Skip to main content

The Globe and Mail

Salmon Fishing in the Yemen: Careful. It might reel you in

Emily Blunt and Ewan McGregor in a scene from "Salmon Fishing in the Yemen"

3 out of 4 stars


At least there's no hypocrisy here. As the title more than hints, Salmon Fishing in the Yemen is all about a leap of faith, and faith is exactly what this picture requires of us. Make the leap, and you'll be delighted by a movie that's sugary goodness, a guilty pleasure. Don't, and you'll gag on a film that's cloyingly saccharine. The choice is yours. I made mine and, in mid-jump, found myself stretched way out in the fond hope of a safe landing. Did I get there? More later.

The source is the Paul Torday book, an epistolary novel that takes a sharply satiric bite out of Britain's body politic. No doubt with an eye to the North American market, screenwriter Simon Beaufoy has dimmed the topical politics and consequently the trenchant satire, all the while ramping up the romance-comedy element. Director Lasse Hallstrom casts the piece accordingly, taking years off the novel's nerdy old protagonist and bringing in Ewan McGregor to play him. This is the sort of role that Hugh Grant used to get, and the sort of movie that Hugh Grant used to make – the cutesy Brit-pic, often loathed by the natives but popular abroad. In short, an export commodity.

When we first meet him, Dr. Alfred (Fred) Jones (McGregor) is a lowly scientist drifting in the backwaters of the Department of Fisheries and Agriculture. He receives a laughable e-mail from the laughably named Harriet Chetwode-Talbot (Emily Blunt), an agent acting on behalf of a Yemeni sheik. Holed up in his Scottish castle, the sheik has the usual fat wallet, a less usual taste for fly-fishing, and an impossible dream: to transport salmon from British rivers to the wadis of his homelands. Oh, he also has £250-million (about $400-million) to invest in the scheme.

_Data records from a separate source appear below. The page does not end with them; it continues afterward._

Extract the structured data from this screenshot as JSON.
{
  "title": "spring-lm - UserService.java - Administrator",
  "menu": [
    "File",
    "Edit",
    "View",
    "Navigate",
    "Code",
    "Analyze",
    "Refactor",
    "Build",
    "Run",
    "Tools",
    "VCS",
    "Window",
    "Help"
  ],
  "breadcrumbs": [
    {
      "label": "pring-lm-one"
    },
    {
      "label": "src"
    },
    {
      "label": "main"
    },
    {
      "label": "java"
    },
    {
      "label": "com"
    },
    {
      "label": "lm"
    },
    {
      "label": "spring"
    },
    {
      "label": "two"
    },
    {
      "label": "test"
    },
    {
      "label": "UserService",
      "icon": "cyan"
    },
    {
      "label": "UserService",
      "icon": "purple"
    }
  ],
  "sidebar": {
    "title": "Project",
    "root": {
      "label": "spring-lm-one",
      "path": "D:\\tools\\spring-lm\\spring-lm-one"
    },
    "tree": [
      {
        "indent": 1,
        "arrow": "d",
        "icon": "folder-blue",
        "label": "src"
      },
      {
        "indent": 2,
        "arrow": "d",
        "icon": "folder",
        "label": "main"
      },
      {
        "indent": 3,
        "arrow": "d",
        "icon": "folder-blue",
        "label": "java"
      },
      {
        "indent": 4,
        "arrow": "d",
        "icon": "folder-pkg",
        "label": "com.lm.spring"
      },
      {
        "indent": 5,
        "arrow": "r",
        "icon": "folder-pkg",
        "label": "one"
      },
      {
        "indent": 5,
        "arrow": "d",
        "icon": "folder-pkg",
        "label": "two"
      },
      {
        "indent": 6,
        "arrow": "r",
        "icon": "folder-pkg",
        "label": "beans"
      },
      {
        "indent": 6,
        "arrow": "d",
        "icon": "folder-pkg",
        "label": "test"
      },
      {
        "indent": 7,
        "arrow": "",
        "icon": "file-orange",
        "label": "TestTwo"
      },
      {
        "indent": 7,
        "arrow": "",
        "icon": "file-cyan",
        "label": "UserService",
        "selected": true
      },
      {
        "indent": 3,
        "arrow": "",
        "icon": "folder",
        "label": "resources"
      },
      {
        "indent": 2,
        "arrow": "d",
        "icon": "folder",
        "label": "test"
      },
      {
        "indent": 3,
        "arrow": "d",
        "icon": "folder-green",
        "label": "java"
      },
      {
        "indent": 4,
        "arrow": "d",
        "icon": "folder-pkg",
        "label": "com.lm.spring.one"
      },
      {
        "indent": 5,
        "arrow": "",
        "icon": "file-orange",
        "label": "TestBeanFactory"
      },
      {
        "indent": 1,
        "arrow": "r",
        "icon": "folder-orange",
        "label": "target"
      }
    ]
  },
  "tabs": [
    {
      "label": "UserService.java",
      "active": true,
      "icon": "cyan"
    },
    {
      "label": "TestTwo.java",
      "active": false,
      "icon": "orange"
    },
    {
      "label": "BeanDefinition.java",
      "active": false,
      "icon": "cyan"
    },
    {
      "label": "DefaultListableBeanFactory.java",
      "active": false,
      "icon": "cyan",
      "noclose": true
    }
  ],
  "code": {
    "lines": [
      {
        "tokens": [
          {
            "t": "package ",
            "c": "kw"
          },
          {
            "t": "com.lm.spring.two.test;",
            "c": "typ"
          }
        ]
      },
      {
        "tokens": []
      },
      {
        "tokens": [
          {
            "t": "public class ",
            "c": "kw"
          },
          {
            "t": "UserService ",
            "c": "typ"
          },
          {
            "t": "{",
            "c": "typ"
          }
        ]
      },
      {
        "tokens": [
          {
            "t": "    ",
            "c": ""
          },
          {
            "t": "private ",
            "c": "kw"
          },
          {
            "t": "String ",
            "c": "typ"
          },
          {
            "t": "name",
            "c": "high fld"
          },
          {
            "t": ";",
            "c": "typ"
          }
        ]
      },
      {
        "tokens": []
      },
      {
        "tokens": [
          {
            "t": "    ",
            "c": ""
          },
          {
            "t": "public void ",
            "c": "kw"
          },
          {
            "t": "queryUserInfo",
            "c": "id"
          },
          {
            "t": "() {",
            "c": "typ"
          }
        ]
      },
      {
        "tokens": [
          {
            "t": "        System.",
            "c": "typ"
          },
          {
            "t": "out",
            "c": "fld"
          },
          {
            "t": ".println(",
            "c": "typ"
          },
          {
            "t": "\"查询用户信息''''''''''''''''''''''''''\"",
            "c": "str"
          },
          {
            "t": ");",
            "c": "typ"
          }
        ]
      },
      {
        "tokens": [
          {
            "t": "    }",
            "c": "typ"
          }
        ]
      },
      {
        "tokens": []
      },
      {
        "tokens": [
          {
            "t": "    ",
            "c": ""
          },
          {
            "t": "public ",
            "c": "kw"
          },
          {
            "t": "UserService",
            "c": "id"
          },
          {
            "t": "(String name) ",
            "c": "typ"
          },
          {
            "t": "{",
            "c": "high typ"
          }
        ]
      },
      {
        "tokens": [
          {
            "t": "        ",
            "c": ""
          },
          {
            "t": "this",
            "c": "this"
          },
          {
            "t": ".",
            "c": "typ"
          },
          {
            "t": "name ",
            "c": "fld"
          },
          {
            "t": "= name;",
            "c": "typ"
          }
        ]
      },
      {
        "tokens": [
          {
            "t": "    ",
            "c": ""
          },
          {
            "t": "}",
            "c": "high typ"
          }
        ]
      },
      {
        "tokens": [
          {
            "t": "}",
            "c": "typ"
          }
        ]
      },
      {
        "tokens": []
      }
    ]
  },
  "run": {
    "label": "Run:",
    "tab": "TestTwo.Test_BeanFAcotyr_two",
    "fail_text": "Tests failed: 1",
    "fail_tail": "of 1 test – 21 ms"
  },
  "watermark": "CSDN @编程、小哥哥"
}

Story continues below advertisement

"This is a bloody joke," Fred types out in gleeful reply, but the PM's office begs to differ. Eager for a good news story from the embattled Middle East, the chief spin doctor (Kristin Scott Thomas) orders the Fisheries boys to play along. So cynical Fred is obliged to team up with the true-believing sheik, not to mention his fetching agent. From there, of course, it's just a question of which will hatch first – the romance or the salmon.

Admittedly, on the amorous front, Harriet is caught up with a new boyfriend, and Fred is bogged down in a stale marriage – so stale that his wife punctuates a round of mechanical sex with a blunt, "That should do you for a while." (His meek "Thank you" puts the pathetic into polite.) However, when both wife and boyfriend are packed off on separate trips, love's anglers are free to cast their lines, which McGregor and Blunt do with consummate ease and a pro's panache. They're fun to watch.

Of course, angling for salmon in the desert is a whole other matter, and the attendant complications – building the dam, finding the fish, navigating the bureaucracies, dealing with the political fallout – are the source of the novel's satire. On the screen, the humour gets prettified and the spectrum narrows, with most of the comedy falling somewhere between mildly engaging yuks and slightly off-putting farce. The engaging: Fred's conversion from sarcastic apostate to "this crazy enterprise just might come off." The off-putting: Scott Thomas's dizzying turn as the spin doctor, a performance pitched at the level of a shriek.

That's when faith enters the picture. The impossible dreamers need it, but so do we – to see charm in the silliness and sweetness in the schmaltz, to turn a blind eye when needed and keep an open mind when necessary. Yes, I made the leap, and I landed on the side of the believers – safely, but checking for bruises, amazed again at the way guilt's black-and-blue can swell the thin skin of pleasure.

Salmon Fishing in the Yemen

  • Directed by Lasse Hallstrom
  • Written by Simon Beaufoy
  • Starring: Ewan McGregor, Emily Blunt, Kristin Scott Thomas
  • Classification: PG
  • 3 stars

Report an error Licensing Options
About the Author
Film critic

Rick Groen is a film critic for The Globe and Mail. More

Comments are closed

We have closed comments on this story for legal reasons. For more information on our commenting policies and how our community-based moderation works, please read our Community Guidelines and our Terms and Conditions.